Pesticides – Many people use household poisons to keep rodents and insects at bay. If your pet ingests one of these highly toxic products it could produce illness or even death. Beware, in your own home of where you place these products and when walking your dog, be sure you watch him carefully.

Children’s toys – children may leave their tiny toys and toxic craft material such as glue, magic markers etc. laying around so try to keep a close eye on this and try to get the children to tidy up after themselves!
If your pup chews and/or swallows one of these items he could experience an upset tummy or even more serious – a blockage.

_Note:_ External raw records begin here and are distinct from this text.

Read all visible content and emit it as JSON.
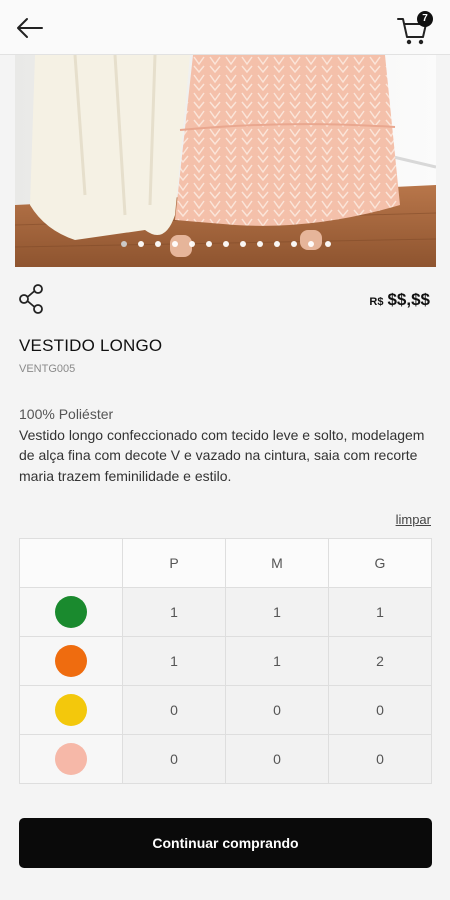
{
  "header": {
    "back_icon": "arrow-left-icon",
    "cart_icon": "cart-icon",
    "cart_count": "7"
  },
  "gallery": {
    "image_count": 13,
    "active_index": 0
  },
  "product": {
    "currency": "R$",
    "price": "$$,$$",
    "name": "VESTIDO LONGO",
    "sku": "VENTG005",
    "material": "100% Poliéster",
    "description": "Vestido longo confeccionado com tecido leve e solto, modelagem de alça fina com decote V e vazado na cintura, saia com recorte maria trazem feminilidade e estilo."
  },
  "grid": {
    "clear_label": "limpar",
    "sizes": [
      "P",
      "M",
      "G"
    ],
    "rows": [
      {
        "color": "#1a8a2e",
        "qty": [
          "1",
          "1",
          "1"
        ]
      },
      {
        "color": "#ef6c0f",
        "qty": [
          "1",
          "1",
          "2"
        ]
      },
      {
        "color": "#f3c80c",
        "qty": [
          "0",
          "0",
          "0"
        ]
      },
      {
        "color": "#f6b8a8",
        "qty": [
          "0",
          "0",
          "0"
        ]
      }
    ]
  },
  "actions": {
    "continue_label": "Continuar comprando"
  }
}
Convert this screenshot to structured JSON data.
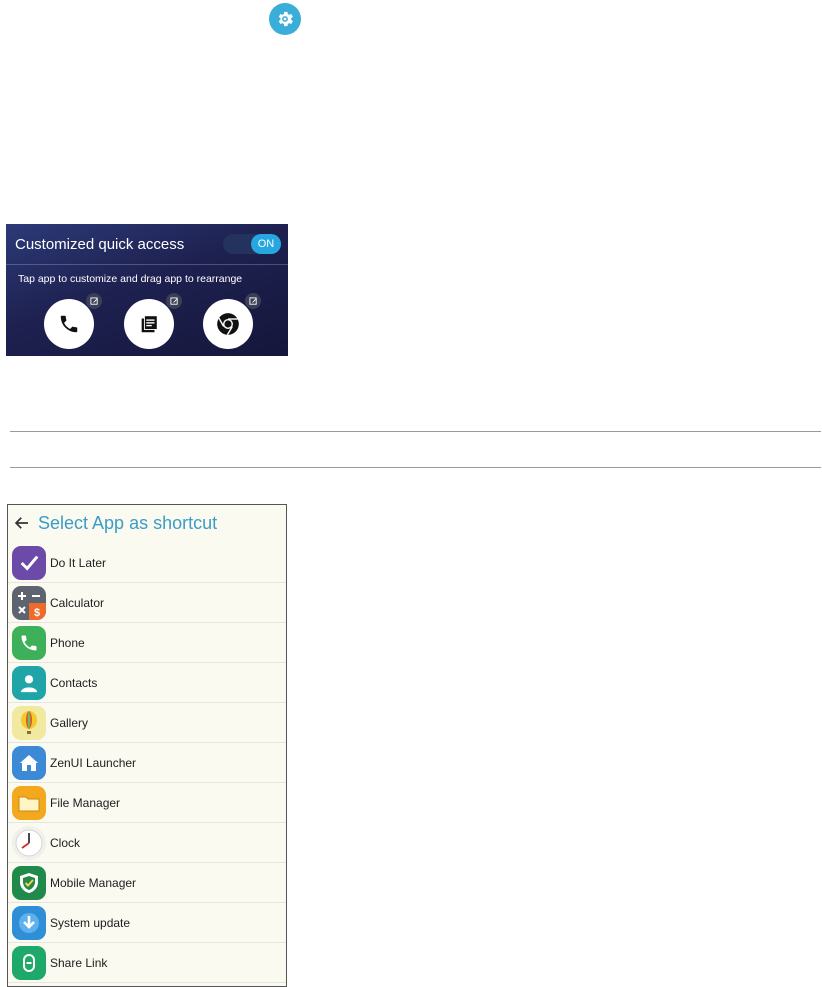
{
  "settings_icon": "gear-icon",
  "quick_access": {
    "title": "Customized quick access",
    "toggle_label": "ON",
    "subtitle": "Tap app to customize and drag app to rearrange",
    "apps": [
      {
        "icon": "phone-icon"
      },
      {
        "icon": "notes-icon"
      },
      {
        "icon": "chrome-icon"
      }
    ],
    "edit_icon": "edit-icon"
  },
  "app_picker": {
    "title": "Select App as shortcut",
    "back_icon": "back-arrow-icon",
    "items": [
      {
        "label": "Do It Later",
        "icon": "check-icon",
        "color": "#6b4aa8"
      },
      {
        "label": "Calculator",
        "icon": "calculator-icon",
        "color": "#5d6470"
      },
      {
        "label": "Phone",
        "icon": "phone-icon",
        "color": "#3fb05a"
      },
      {
        "label": "Contacts",
        "icon": "person-icon",
        "color": "#1fa5a8"
      },
      {
        "label": "Gallery",
        "icon": "balloon-icon",
        "color": "#f2e9a0"
      },
      {
        "label": "ZenUI Launcher",
        "icon": "home-icon",
        "color": "#3c8ad6"
      },
      {
        "label": "File Manager",
        "icon": "folder-icon",
        "color": "#f3a81e"
      },
      {
        "label": "Clock",
        "icon": "clock-icon",
        "color": "#f0f0ec"
      },
      {
        "label": "Mobile Manager",
        "icon": "shield-icon",
        "color": "#1f8a4a"
      },
      {
        "label": "System update",
        "icon": "download-icon",
        "color": "#2f8fd6"
      },
      {
        "label": "Share Link",
        "icon": "share-link-icon",
        "color": "#1ea86a"
      }
    ]
  }
}
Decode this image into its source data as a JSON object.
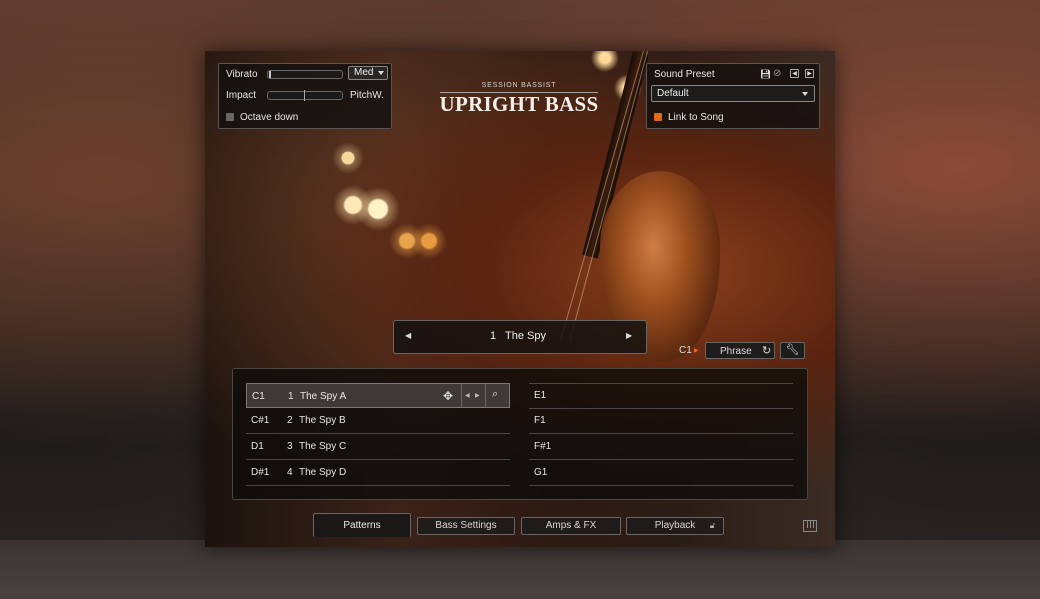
{
  "top_left": {
    "vibrato_label": "Vibrato",
    "vibrato_dropdown": "Med",
    "impact_label": "Impact",
    "pitchw_label": "PitchW.",
    "octave_down_label": "Octave down"
  },
  "brand": {
    "subtitle": "SESSION BASSIST",
    "title": "UPRIGHT BASS"
  },
  "sound_preset": {
    "label": "Sound Preset",
    "value": "Default",
    "link_to_song": "Link to Song"
  },
  "pattern_nav": {
    "number": "1",
    "name": "The Spy"
  },
  "phrase_bar": {
    "key": "C1",
    "phrase_label": "Phrase"
  },
  "left_rows": [
    {
      "note": "C1",
      "num": "1",
      "name": "The Spy A"
    },
    {
      "note": "C#1",
      "num": "2",
      "name": "The Spy B"
    },
    {
      "note": "D1",
      "num": "3",
      "name": "The Spy C"
    },
    {
      "note": "D#1",
      "num": "4",
      "name": "The Spy D"
    }
  ],
  "right_rows": [
    {
      "note": "E1"
    },
    {
      "note": "F1"
    },
    {
      "note": "F#1"
    },
    {
      "note": "G1"
    }
  ],
  "tabs": {
    "patterns": "Patterns",
    "bass_settings": "Bass Settings",
    "amps_fx": "Amps & FX",
    "playback": "Playback"
  },
  "colors": {
    "accent": "#e36a1a"
  }
}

Mushrooms and other outdoor hazards – Be aware of the growing threat of poisonous mushrooms during the autumn months. Should you spot your dog eating a mushroom and are unsure if it is poisonous or not, contact your vet immediately – better to be safe than sorry.

Conkers. Serious cases of poisoning are rare – ingestion can cause marked gastro-intestinal signs – drooling, retching, vomiting, diarrhoea and abdominal pai

Antifreeze is toxic and has a sweet taste and can attract dogs so do be vigilant and do not let your dog drink from puddles in car parks etc.

Dogs must have access to fresh drinking water. If you also have an outdoor water bowl it could possibly freeze so keep a close eye on it.

Older pets – just like older humans, aging pets may have developed arthritic joints that make them more sensitive to the cold weather. Think about getting them a dog coat and check that your walks are not too long for them.

Remember If you employ a dog walker or dog sitter to help with your pet(s) be sure they’re aware of the hazards also.